President Obama came out swinging and took his Republican presidential rivals to task on Tuesday for talking “casually” about going to war with Iran.
“What is said on the campaign trail — those folks don’t have a lot of responsibilities,” Obama told reporters on Tuesday. “They are not commander in chief. When I see the casualness with which those folks talk about war, I am reminded of the costs involved in war.”
“When we have [made decisions to go to war] in the past, when we haven’t thought it through, and it gets caught up in politics, we make mistakes,” Obama said. “And it’s not usually the people popping off who pay the price. It’s these incredible men and women in uniform who pay the price.”
Speaking hours after GOP candidates put his Iran policy in the crosshairs at the American Israel Public Affairs Committee, Obama said, “Those who are suggesting or proposing or beating the drums of war should explain clearly to the American people what they think the costs and benefits would be.”
“It’s also not just a question of interests to Israel if Israel acts prematurely,” he said. “Any time we consider military action — the American people understand — there’s going to be a price to pay. Sometimes it’s necessary.

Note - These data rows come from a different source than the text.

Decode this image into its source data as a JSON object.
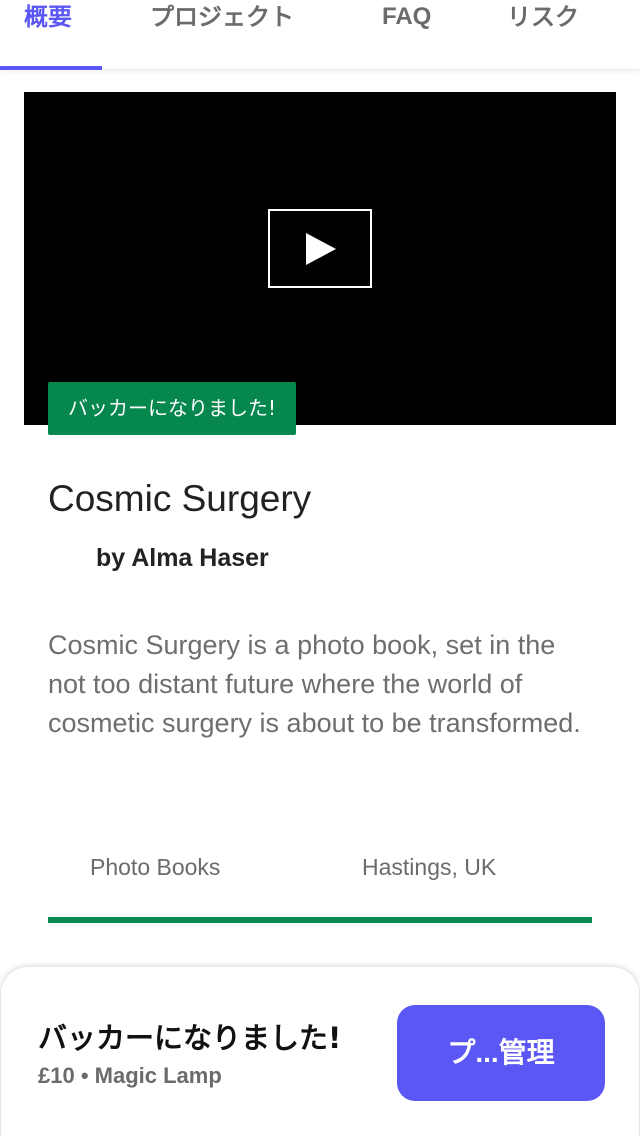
{
  "tabs": {
    "overview": "概要",
    "project": "プロジェクト",
    "faq": "FAQ",
    "risk": "リスク"
  },
  "video": {
    "play_icon": "play-icon",
    "backer_badge": "バッカーになりました!"
  },
  "project": {
    "title": "Cosmic Surgery",
    "byline": "by Alma Haser",
    "description": "Cosmic Surgery is a photo book, set in the not too distant future where the world of cosmetic surgery is about to be transformed.",
    "category": "Photo Books",
    "location": "Hastings, UK",
    "funding_progress": 1.0
  },
  "panel": {
    "status": "バッカーになりました!",
    "reward": "£10 • Magic Lamp",
    "manage_button": "プ...管理"
  },
  "colors": {
    "accent": "#5b57f5",
    "success": "#05874d"
  }
}
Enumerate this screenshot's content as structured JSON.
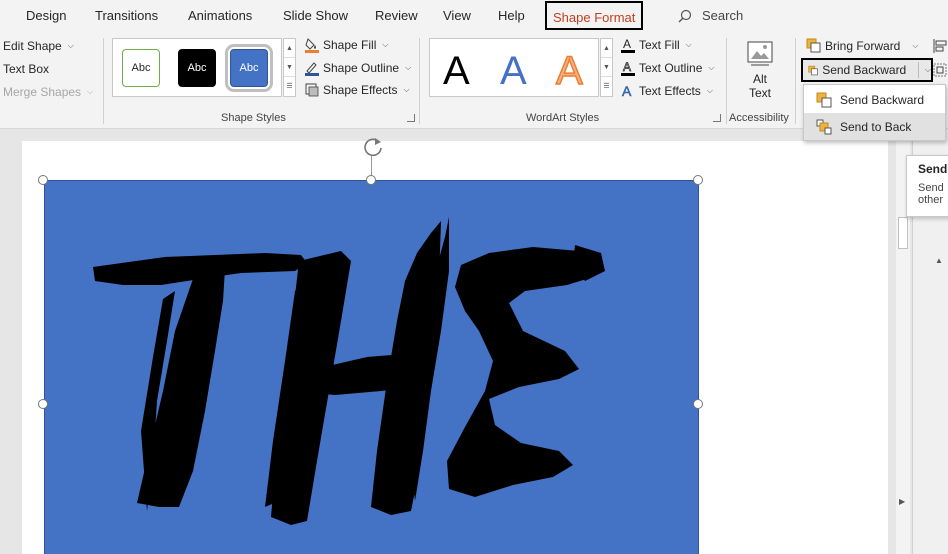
{
  "tabs": [
    {
      "label": "Design"
    },
    {
      "label": "Transitions"
    },
    {
      "label": "Animations"
    },
    {
      "label": "Slide Show"
    },
    {
      "label": "Review"
    },
    {
      "label": "View"
    },
    {
      "label": "Help"
    },
    {
      "label": "Shape Format"
    }
  ],
  "search": {
    "label": "Search",
    "icon": "search-icon"
  },
  "insert_shapes": {
    "edit_shape": "Edit Shape",
    "text_box": "Text Box",
    "merge_shapes": "Merge Shapes"
  },
  "shape_styles": {
    "label": "Shape Styles",
    "swatches": [
      {
        "text": "Abc",
        "fill": "#ffffff",
        "border": "#70ad47",
        "color": "#262626"
      },
      {
        "text": "Abc",
        "fill": "#000000",
        "border": "#000000",
        "color": "#ffffff"
      },
      {
        "text": "Abc",
        "fill": "#4472c4",
        "border": "#2f5597",
        "color": "#ffffff"
      }
    ],
    "shape_fill": "Shape Fill",
    "shape_outline": "Shape Outline",
    "shape_effects": "Shape Effects"
  },
  "wordart_styles": {
    "label": "WordArt Styles",
    "samples": [
      {
        "text": "A",
        "color": "#000000"
      },
      {
        "text": "A",
        "color": "#4472c4"
      },
      {
        "text": "A",
        "color": "#f4b183"
      }
    ],
    "text_fill": "Text Fill",
    "text_outline": "Text Outline",
    "text_effects": "Text Effects"
  },
  "accessibility": {
    "label": "Accessibility",
    "alt_text_line1": "Alt",
    "alt_text_line2": "Text"
  },
  "arrange": {
    "bring_forward": "Bring Forward",
    "send_backward": "Send Backward"
  },
  "send_backward_menu": {
    "items": [
      {
        "label": "Send Backward"
      },
      {
        "label": "Send to Back"
      }
    ]
  },
  "tooltip": {
    "title": "Send",
    "line1": "Send",
    "line2": "other"
  },
  "colors": {
    "accent": "#c43e1c",
    "shape_fill": "#4472c4",
    "ribbon_bg": "#f3f3f3"
  }
}
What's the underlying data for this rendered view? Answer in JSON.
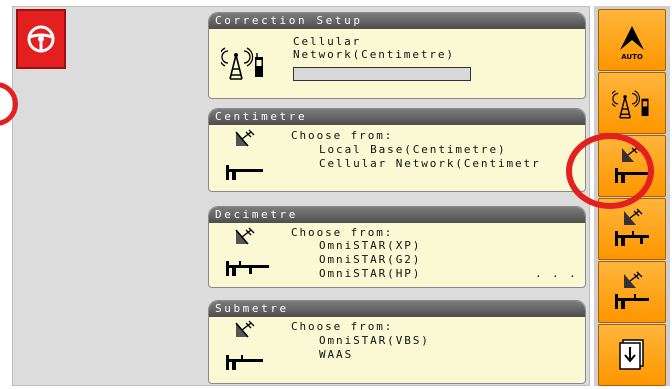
{
  "correction_setup": {
    "title": "Correction Setup",
    "line1": "Cellular",
    "line2": "Network(Centimetre)"
  },
  "centimetre": {
    "title": "Centimetre",
    "choose": "Choose from:",
    "options": [
      "Local Base(Centimetre)",
      "Cellular Network(Centimetr"
    ]
  },
  "decimetre": {
    "title": "Decimetre",
    "choose": "Choose from:",
    "options": [
      "OmniSTAR(XP)",
      "OmniSTAR(G2)",
      "OmniSTAR(HP)"
    ],
    "more": ". . ."
  },
  "submetre": {
    "title": "Submetre",
    "choose": "Choose from:",
    "options": [
      "OmniSTAR(VBS)",
      "WAAS"
    ]
  },
  "sidebar": {
    "auto_label": "AUTO"
  },
  "colors": {
    "accent_orange": "#ff9c0d",
    "alert_red": "#e41f1f",
    "card_bg": "#fbf9d3"
  },
  "icons": {
    "steering": "steering-wheel-icon",
    "auto_steer": "auto-steer-icon",
    "cell_tower": "cell-tower-icon",
    "satellite": "satellite-dish-icon",
    "caliper": "caliper-icon",
    "scroll_down": "scroll-down-icon"
  }
}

But we don’t do it casually.”
Analysts say Obama’s first White House news conference since October was aimed at ensuring he was not eclipsed by the GOP on Iran as the Democratic National Committee worries over Obama's poor Israel record and the Jewish vote.
Jewish voters are traditionally strongly pro-Israel and, while only constituting a small percentage of America's popular vote, are concentrated in key electoral states where previous elections have been contested, or won by mere thousands of votes.
The president's other press conference topics — immigration, women’s health, and housing — were eclipsed by by questions over his management of Israel, Iran, and the daunting prospect of a Middle East war.
The press conference followed Obama's weekend address to AIPAC, and an Oval Office meeting Monday with Israeli Prime Minister Benjamin Netanyahu, who asserted Israel's sovereign right to self defense in the face of Obama's attempts to dissuade an Israeli attack.
Obama's comments on Iran likely underscored his own concerns that an Israeli strike on Iran could trigger a chain of events in the Middle East that could cost him his bid for reelection.